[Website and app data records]
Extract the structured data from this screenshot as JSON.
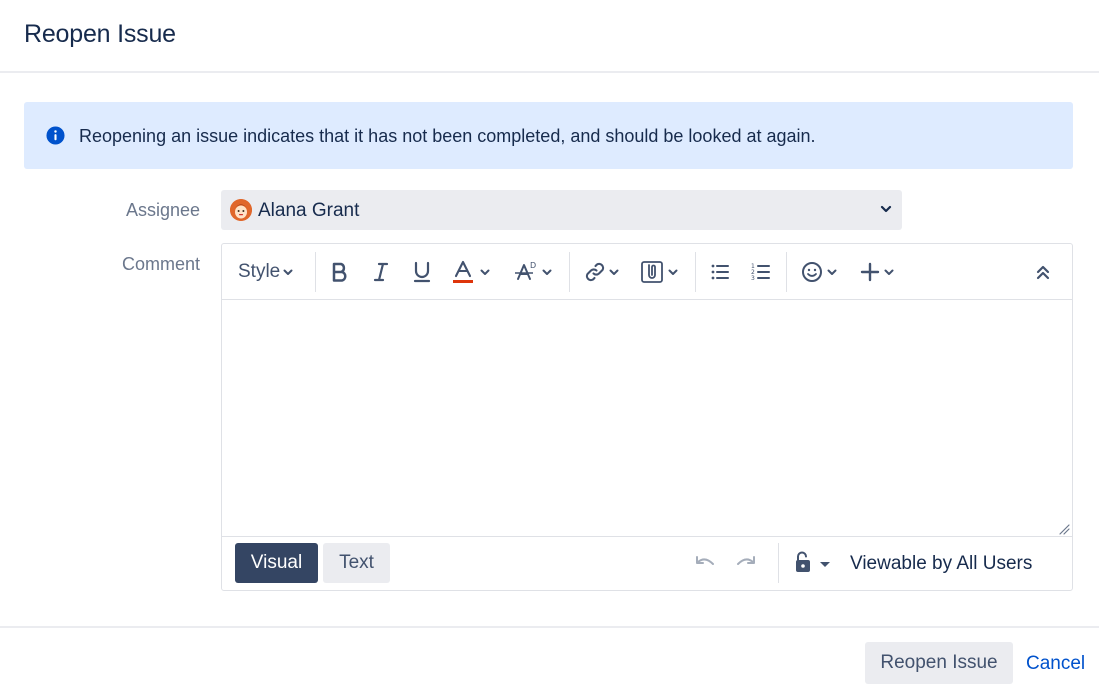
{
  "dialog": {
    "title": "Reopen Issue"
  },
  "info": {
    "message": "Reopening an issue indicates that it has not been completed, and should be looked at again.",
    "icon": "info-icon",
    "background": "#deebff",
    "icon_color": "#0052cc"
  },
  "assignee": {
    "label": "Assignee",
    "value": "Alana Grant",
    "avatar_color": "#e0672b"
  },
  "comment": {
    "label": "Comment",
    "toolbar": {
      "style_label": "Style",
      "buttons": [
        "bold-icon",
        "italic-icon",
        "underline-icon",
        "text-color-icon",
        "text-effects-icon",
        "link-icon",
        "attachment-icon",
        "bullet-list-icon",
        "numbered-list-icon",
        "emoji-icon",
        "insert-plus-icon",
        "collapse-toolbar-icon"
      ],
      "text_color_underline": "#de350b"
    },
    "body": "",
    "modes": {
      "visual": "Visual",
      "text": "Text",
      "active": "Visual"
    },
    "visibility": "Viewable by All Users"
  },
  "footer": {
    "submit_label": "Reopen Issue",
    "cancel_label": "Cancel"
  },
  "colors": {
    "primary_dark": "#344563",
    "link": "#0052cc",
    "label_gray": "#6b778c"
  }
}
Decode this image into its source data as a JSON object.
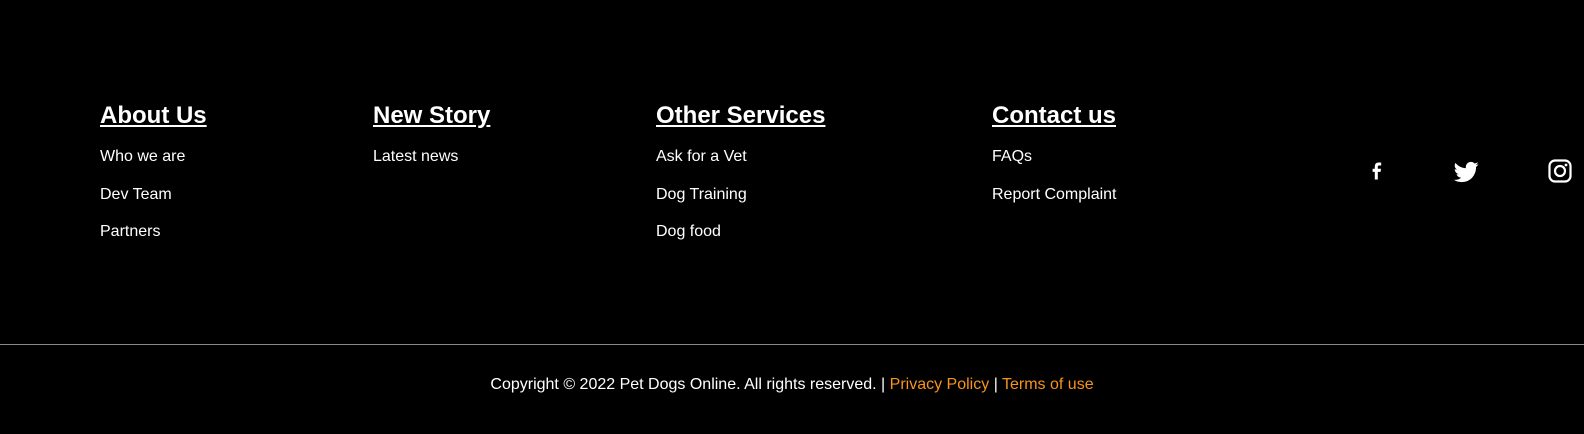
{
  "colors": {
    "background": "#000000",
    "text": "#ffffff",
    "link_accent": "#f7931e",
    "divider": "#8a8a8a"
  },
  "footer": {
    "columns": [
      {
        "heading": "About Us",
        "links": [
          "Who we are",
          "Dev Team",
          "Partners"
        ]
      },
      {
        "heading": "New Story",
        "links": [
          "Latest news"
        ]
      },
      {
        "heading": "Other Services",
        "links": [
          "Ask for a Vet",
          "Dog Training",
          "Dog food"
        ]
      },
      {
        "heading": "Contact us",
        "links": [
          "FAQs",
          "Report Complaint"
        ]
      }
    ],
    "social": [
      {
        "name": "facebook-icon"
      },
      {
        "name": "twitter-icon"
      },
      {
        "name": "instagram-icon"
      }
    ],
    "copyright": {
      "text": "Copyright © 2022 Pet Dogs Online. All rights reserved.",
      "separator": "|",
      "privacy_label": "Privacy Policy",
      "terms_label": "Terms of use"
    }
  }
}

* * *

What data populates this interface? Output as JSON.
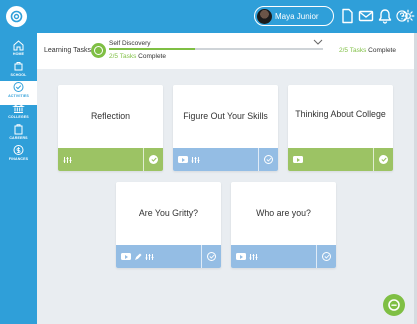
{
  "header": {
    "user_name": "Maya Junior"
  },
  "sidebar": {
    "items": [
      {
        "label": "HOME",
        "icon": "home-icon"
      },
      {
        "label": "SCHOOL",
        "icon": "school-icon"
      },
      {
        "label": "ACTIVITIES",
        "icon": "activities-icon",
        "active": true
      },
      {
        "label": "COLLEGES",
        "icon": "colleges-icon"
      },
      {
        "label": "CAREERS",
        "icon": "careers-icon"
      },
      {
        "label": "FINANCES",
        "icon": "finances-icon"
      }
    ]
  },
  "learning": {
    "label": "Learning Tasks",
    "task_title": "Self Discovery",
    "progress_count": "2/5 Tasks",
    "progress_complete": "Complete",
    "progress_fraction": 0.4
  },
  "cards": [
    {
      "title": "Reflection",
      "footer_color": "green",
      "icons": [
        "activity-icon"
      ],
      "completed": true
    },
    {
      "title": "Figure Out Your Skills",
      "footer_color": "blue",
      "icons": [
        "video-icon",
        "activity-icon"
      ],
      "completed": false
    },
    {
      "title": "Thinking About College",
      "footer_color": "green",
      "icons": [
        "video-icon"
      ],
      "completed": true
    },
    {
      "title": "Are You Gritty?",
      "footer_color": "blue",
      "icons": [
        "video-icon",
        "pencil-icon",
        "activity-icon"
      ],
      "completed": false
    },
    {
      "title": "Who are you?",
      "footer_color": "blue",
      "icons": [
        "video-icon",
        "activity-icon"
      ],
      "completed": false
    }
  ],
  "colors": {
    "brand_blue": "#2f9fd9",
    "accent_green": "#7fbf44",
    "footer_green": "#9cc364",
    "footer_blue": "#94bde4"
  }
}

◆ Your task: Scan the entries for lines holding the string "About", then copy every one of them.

◆ Exercise answer:
        "heading": "About Us",
      "title": "Thinking About College",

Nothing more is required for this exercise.